Republican National Committee Chairwoman Ronna McDaniel said Friday that she believes the newly passed bill in Alabama that effectively bans abortion in the state goes too far.
“Personally, I would have the exceptions,” McDaniel told CNN’s Alisyn Camerota on “New Day,” referring to cases of rape and incest, which are not included in Alabama’s bill. “That’s my personal belief.”
Alabama’s governor on Wednesday signed into law the nation’s most restrictive anti-abortion bill that could punish doctors who perform abortions with life in prison. The law only allows exceptions “to avoid a serious health risk to the unborn child’s mother,” for ectopic pregnancy and if the “unborn child has a lethal anomaly.” Democrats fell short in their attempt to re-introduce an amendment to exempt rape and incest victims.
Despite her criticism of the new law, however, McDaniel’s defended the wide range of views within the Republican Party.
“We are a party that is a broad tent.

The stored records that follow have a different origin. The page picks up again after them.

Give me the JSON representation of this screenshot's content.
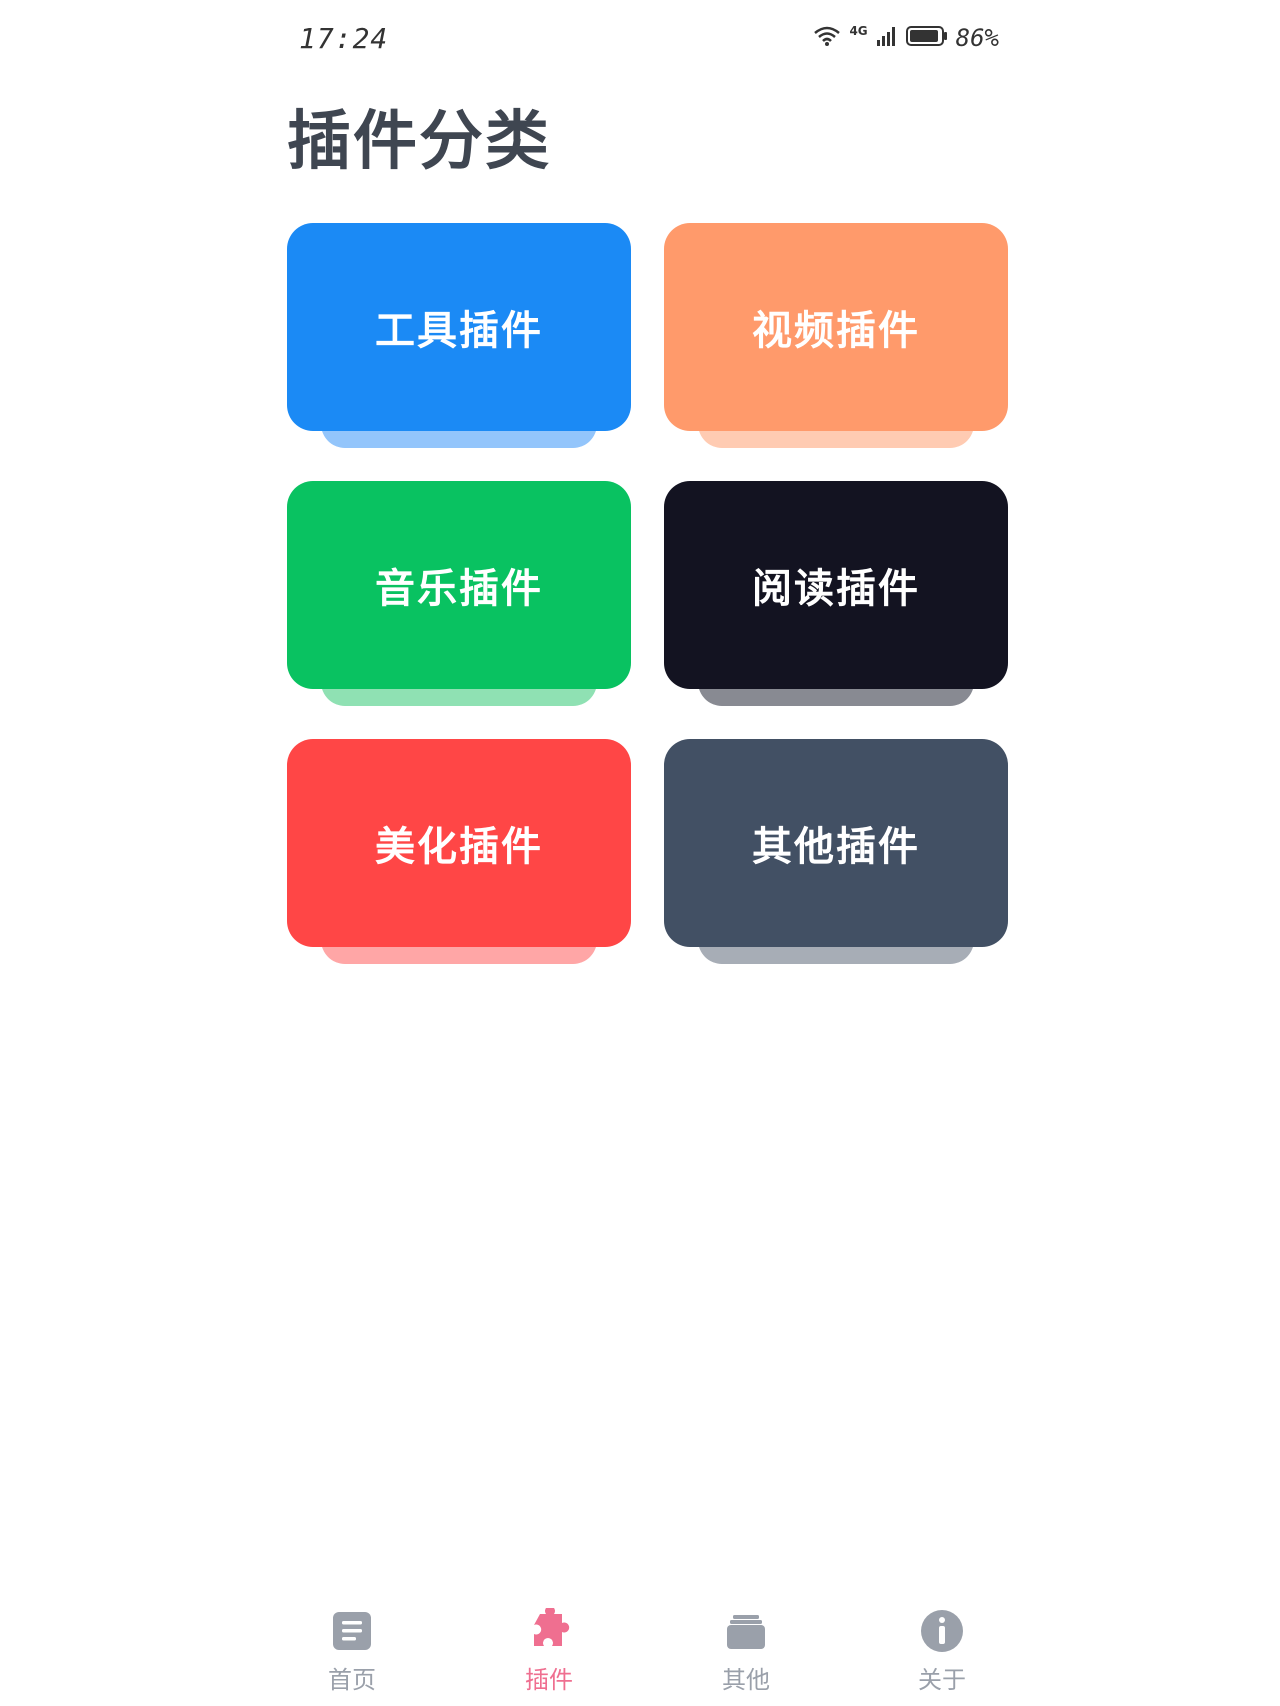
{
  "status_bar": {
    "time": "17:24",
    "network": "4G",
    "battery": "86%"
  },
  "page": {
    "title": "插件分类"
  },
  "categories": [
    {
      "label": "工具插件",
      "color": "#1b8af5",
      "shadow": "#93c5fb"
    },
    {
      "label": "视频插件",
      "color": "#ff9a6b",
      "shadow": "#ffcbb2"
    },
    {
      "label": "音乐插件",
      "color": "#09c261",
      "shadow": "#8fe1b3"
    },
    {
      "label": "阅读插件",
      "color": "#131321",
      "shadow": "#888a92"
    },
    {
      "label": "美化插件",
      "color": "#ff4646",
      "shadow": "#ffa6a6"
    },
    {
      "label": "其他插件",
      "color": "#425064",
      "shadow": "#a7adb6"
    }
  ],
  "bottom_nav": {
    "items": [
      {
        "label": "首页",
        "icon": "document-icon",
        "active": false
      },
      {
        "label": "插件",
        "icon": "puzzle-icon",
        "active": true
      },
      {
        "label": "其他",
        "icon": "folder-icon",
        "active": false
      },
      {
        "label": "关于",
        "icon": "info-icon",
        "active": false
      }
    ],
    "active_color": "#ef6f90",
    "inactive_color": "#9aa0aa"
  }
}
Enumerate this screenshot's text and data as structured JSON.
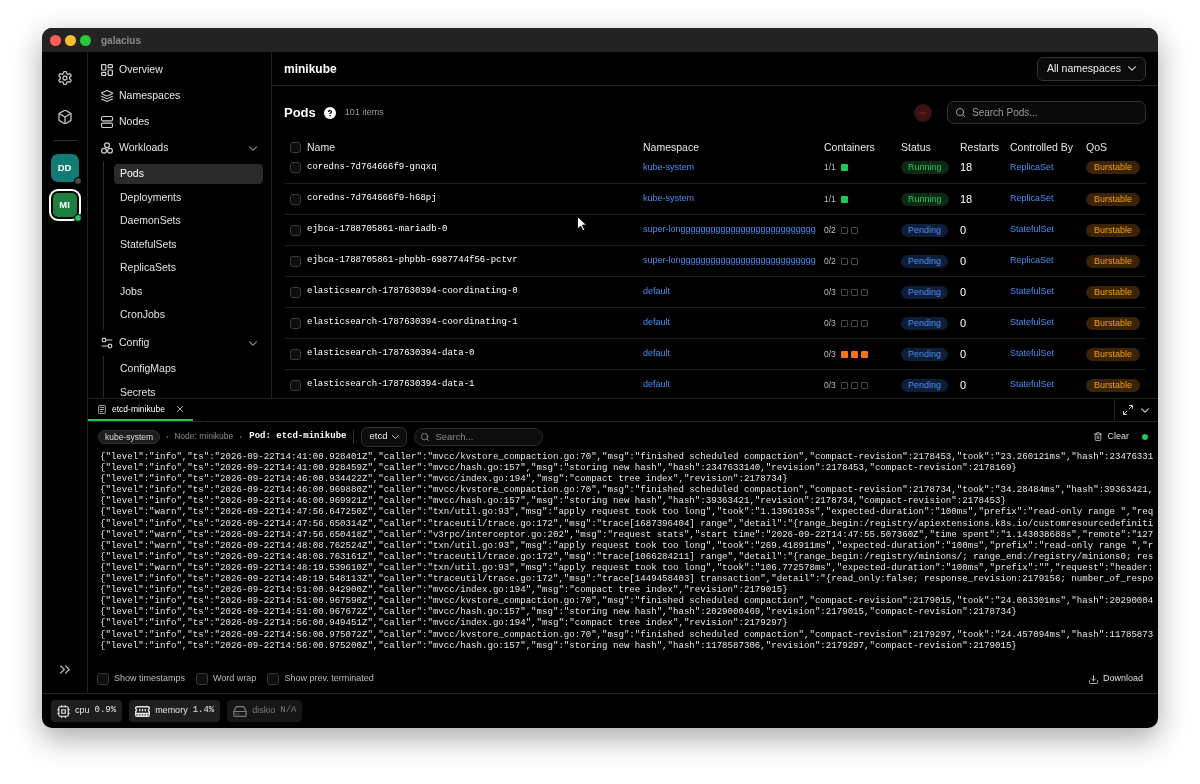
{
  "window": {
    "title": "galacius"
  },
  "rail": {
    "clusters": [
      {
        "label": "DD",
        "color": "#137a74",
        "connected": false,
        "selected": false
      },
      {
        "label": "MI",
        "color": "#1c7f40",
        "connected": true,
        "selected": true
      }
    ]
  },
  "sidebar": {
    "items": [
      {
        "label": "Overview",
        "selected": false
      },
      {
        "label": "Namespaces",
        "selected": false
      },
      {
        "label": "Nodes",
        "selected": false
      },
      {
        "label": "Workloads",
        "selected": false,
        "expanded": true,
        "children": [
          {
            "label": "Pods",
            "selected": true
          },
          {
            "label": "Deployments",
            "selected": false
          },
          {
            "label": "DaemonSets",
            "selected": false
          },
          {
            "label": "StatefulSets",
            "selected": false
          },
          {
            "label": "ReplicaSets",
            "selected": false
          },
          {
            "label": "Jobs",
            "selected": false
          },
          {
            "label": "CronJobs",
            "selected": false
          }
        ]
      },
      {
        "label": "Config",
        "selected": false,
        "expanded": true,
        "children": [
          {
            "label": "ConfigMaps",
            "selected": false
          },
          {
            "label": "Secrets",
            "selected": false
          }
        ]
      }
    ]
  },
  "header": {
    "cluster": "minikube",
    "namespace_filter": "All namespaces"
  },
  "pods": {
    "title": "Pods",
    "count": "101 items",
    "delete_button": {
      "disabled": true
    },
    "search": {
      "placeholder": "Search Pods..."
    },
    "select_all": {
      "checked": false
    },
    "columns": [
      "Name",
      "Namespace",
      "Containers",
      "Status",
      "Restarts",
      "Controlled By",
      "QoS"
    ],
    "rows": [
      {
        "checked": false,
        "name": "coredns-7d764666f9-gnqxq",
        "namespace": "kube-system",
        "ready": "1/1",
        "containers": [
          {
            "kind": "running"
          }
        ],
        "status": {
          "label": "Running",
          "kind": "running"
        },
        "restarts": "18",
        "controlled_by": "ReplicaSet",
        "qos": "Burstable"
      },
      {
        "checked": false,
        "name": "coredns-7d764666f9-h68pj",
        "namespace": "kube-system",
        "ready": "1/1",
        "containers": [
          {
            "kind": "running"
          }
        ],
        "status": {
          "label": "Running",
          "kind": "running"
        },
        "restarts": "18",
        "controlled_by": "ReplicaSet",
        "qos": "Burstable"
      },
      {
        "checked": false,
        "name": "ejbca-1788705861-mariadb-0",
        "namespace": "super-longgggggggggggggggggggggggggg",
        "ready": "0/2",
        "containers": [
          {
            "kind": "empty"
          },
          {
            "kind": "empty"
          }
        ],
        "status": {
          "label": "Pending",
          "kind": "pending"
        },
        "restarts": "0",
        "controlled_by": "StatefulSet",
        "qos": "Burstable"
      },
      {
        "checked": false,
        "name": "ejbca-1788705861-phpbb-6987744f56-pctvr",
        "namespace": "super-longgggggggggggggggggggggggggg",
        "ready": "0/2",
        "containers": [
          {
            "kind": "empty"
          },
          {
            "kind": "empty"
          }
        ],
        "status": {
          "label": "Pending",
          "kind": "pending"
        },
        "restarts": "0",
        "controlled_by": "ReplicaSet",
        "qos": "Burstable"
      },
      {
        "checked": false,
        "name": "elasticsearch-1787630394-coordinating-0",
        "namespace": "default",
        "ready": "0/3",
        "containers": [
          {
            "kind": "empty"
          },
          {
            "kind": "empty"
          },
          {
            "kind": "empty"
          }
        ],
        "status": {
          "label": "Pending",
          "kind": "pending"
        },
        "restarts": "0",
        "controlled_by": "StatefulSet",
        "qos": "Burstable"
      },
      {
        "checked": false,
        "name": "elasticsearch-1787630394-coordinating-1",
        "namespace": "default",
        "ready": "0/3",
        "containers": [
          {
            "kind": "empty"
          },
          {
            "kind": "empty"
          },
          {
            "kind": "empty"
          }
        ],
        "status": {
          "label": "Pending",
          "kind": "pending"
        },
        "restarts": "0",
        "controlled_by": "StatefulSet",
        "qos": "Burstable"
      },
      {
        "checked": false,
        "name": "elasticsearch-1787630394-data-0",
        "namespace": "default",
        "ready": "0/3",
        "containers": [
          {
            "kind": "waiting"
          },
          {
            "kind": "waiting"
          },
          {
            "kind": "waiting"
          }
        ],
        "status": {
          "label": "Pending",
          "kind": "pending"
        },
        "restarts": "0",
        "controlled_by": "StatefulSet",
        "qos": "Burstable"
      },
      {
        "checked": false,
        "name": "elasticsearch-1787630394-data-1",
        "namespace": "default",
        "ready": "0/3",
        "containers": [
          {
            "kind": "empty"
          },
          {
            "kind": "empty"
          },
          {
            "kind": "empty"
          }
        ],
        "status": {
          "label": "Pending",
          "kind": "pending"
        },
        "restarts": "0",
        "controlled_by": "StatefulSet",
        "qos": "Burstable"
      }
    ]
  },
  "logs": {
    "tabs": [
      {
        "label": "etcd-minikube",
        "selected": true
      }
    ],
    "namespace": "kube-system",
    "node": "Node: minikube",
    "pod": "Pod: etcd-minikube",
    "container": "etcd",
    "search": {
      "placeholder": "Search..."
    },
    "clear": "Clear",
    "live": true,
    "lines": [
      "{\"level\":\"info\",\"ts\":\"2026-09-22T14:41:00.928401Z\",\"caller\":\"mvcc/kvstore_compaction.go:70\",\"msg\":\"finished scheduled compaction\",\"compact-revision\":2178453,\"took\":\"23.260121ms\",\"hash\":23476331",
      "{\"level\":\"info\",\"ts\":\"2026-09-22T14:41:00.928459Z\",\"caller\":\"mvcc/hash.go:157\",\"msg\":\"storing new hash\",\"hash\":2347633140,\"revision\":2178453,\"compact-revision\":2178169}",
      "{\"level\":\"info\",\"ts\":\"2026-09-22T14:46:00.934422Z\",\"caller\":\"mvcc/index.go:194\",\"msg\":\"compact tree index\",\"revision\":2178734}",
      "{\"level\":\"info\",\"ts\":\"2026-09-22T14:46:00.969880Z\",\"caller\":\"mvcc/kvstore_compaction.go:70\",\"msg\":\"finished scheduled compaction\",\"compact-revision\":2178734,\"took\":\"34.28484ms\",\"hash\":39363421,",
      "{\"level\":\"info\",\"ts\":\"2026-09-22T14:46:00.969921Z\",\"caller\":\"mvcc/hash.go:157\",\"msg\":\"storing new hash\",\"hash\":39363421,\"revision\":2178734,\"compact-revision\":2178453}",
      "{\"level\":\"warn\",\"ts\":\"2026-09-22T14:47:56.647250Z\",\"caller\":\"txn/util.go:93\",\"msg\":\"apply request took too long\",\"took\":\"1.1396103s\",\"expected-duration\":\"100ms\",\"prefix\":\"read-only range \",\"req",
      "{\"level\":\"info\",\"ts\":\"2026-09-22T14:47:56.650314Z\",\"caller\":\"traceutil/trace.go:172\",\"msg\":\"trace[1687396404] range\",\"detail\":\"{range_begin:/registry/apiextensions.k8s.io/customresourcedefiniti",
      "{\"level\":\"warn\",\"ts\":\"2026-09-22T14:47:56.650418Z\",\"caller\":\"v3rpc/interceptor.go:202\",\"msg\":\"request stats\",\"start time\":\"2026-09-22T14:47:55.507360Z\",\"time spent\":\"1.143038688s\",\"remote\":\"127",
      "{\"level\":\"warn\",\"ts\":\"2026-09-22T14:48:08.762524Z\",\"caller\":\"txn/util.go:93\",\"msg\":\"apply request took too long\",\"took\":\"269.418911ms\",\"expected-duration\":\"100ms\",\"prefix\":\"read-only range \",\"r",
      "{\"level\":\"info\",\"ts\":\"2026-09-22T14:48:08.763161Z\",\"caller\":\"traceutil/trace.go:172\",\"msg\":\"trace[1066284211] range\",\"detail\":\"{range_begin:/registry/minions/; range_end:/registry/minions0; res",
      "{\"level\":\"warn\",\"ts\":\"2026-09-22T14:48:19.539610Z\",\"caller\":\"txn/util.go:93\",\"msg\":\"apply request took too long\",\"took\":\"106.772578ms\",\"expected-duration\":\"100ms\",\"prefix\":\"\",\"request\":\"header:",
      "{\"level\":\"info\",\"ts\":\"2026-09-22T14:48:19.548113Z\",\"caller\":\"traceutil/trace.go:172\",\"msg\":\"trace[1449458403] transaction\",\"detail\":\"{read_only:false; response_revision:2179156; number_of_respo",
      "{\"level\":\"info\",\"ts\":\"2026-09-22T14:51:00.942900Z\",\"caller\":\"mvcc/index.go:194\",\"msg\":\"compact tree index\",\"revision\":2179015}",
      "{\"level\":\"info\",\"ts\":\"2026-09-22T14:51:00.967590Z\",\"caller\":\"mvcc/kvstore_compaction.go:70\",\"msg\":\"finished scheduled compaction\",\"compact-revision\":2179015,\"took\":\"24.003301ms\",\"hash\":20290004",
      "{\"level\":\"info\",\"ts\":\"2026-09-22T14:51:00.967672Z\",\"caller\":\"mvcc/hash.go:157\",\"msg\":\"storing new hash\",\"hash\":2029000469,\"revision\":2179015,\"compact-revision\":2178734}",
      "{\"level\":\"info\",\"ts\":\"2026-09-22T14:56:00.949451Z\",\"caller\":\"mvcc/index.go:194\",\"msg\":\"compact tree index\",\"revision\":2179297}",
      "{\"level\":\"info\",\"ts\":\"2026-09-22T14:56:00.975072Z\",\"caller\":\"mvcc/kvstore_compaction.go:70\",\"msg\":\"finished scheduled compaction\",\"compact-revision\":2179297,\"took\":\"24.457094ms\",\"hash\":11785873",
      "{\"level\":\"info\",\"ts\":\"2026-09-22T14:56:00.975200Z\",\"caller\":\"mvcc/hash.go:157\",\"msg\":\"storing new hash\",\"hash\":1178587306,\"revision\":2179297,\"compact-revision\":2179015}"
    ],
    "options": [
      {
        "label": "Show timestamps",
        "checked": false
      },
      {
        "label": "Word wrap",
        "checked": false
      },
      {
        "label": "Show prev. terminated",
        "checked": false
      }
    ],
    "download": "Download"
  },
  "status_bar": {
    "metrics": [
      {
        "label": "cpu",
        "value": "0.9%",
        "disabled": false
      },
      {
        "label": "memory",
        "value": "1.4%",
        "disabled": false
      },
      {
        "label": "diskio",
        "value": "N/A",
        "disabled": true
      }
    ]
  }
}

If you agree with us 80% of the time, I want you to be a Republican. We don’t have a litmus test as to whether you can belong to our party,” McDaniel said. “But we are the party of life. However, we have senators, like Susan Collins and Lisa Murkowski and governors on different sides of that.”
The controversial new bill elicited a wave of protest from Republicans and Democrats alike — including 2020 hopefuls.
Washington Gov. Jay Inslee, Minnesota Sen. Amy Klobuchar, Vermont Sen. Bernie Sanders and former Texas Rep. Beto O’Rourke all ripped the legislation as unconstitutional.
Former Democratic presidential nominee Hillary Clinton called the bill an example of “appalling attacks on women’s lives and fundamental freedoms.”
On the other side of the aisle, Maine Republican Sen. Susan Collins told CNN’s Manu Raju the controversial new bill was “extreme.”
“The Alabama law is a terrible law — it’s very extreme — it essentially bans all abortions. I can’t imagine that any justice could find that to be consistent with the previous precedents,” Collins said.
CNN’s Caroline Kelly contributed to this report.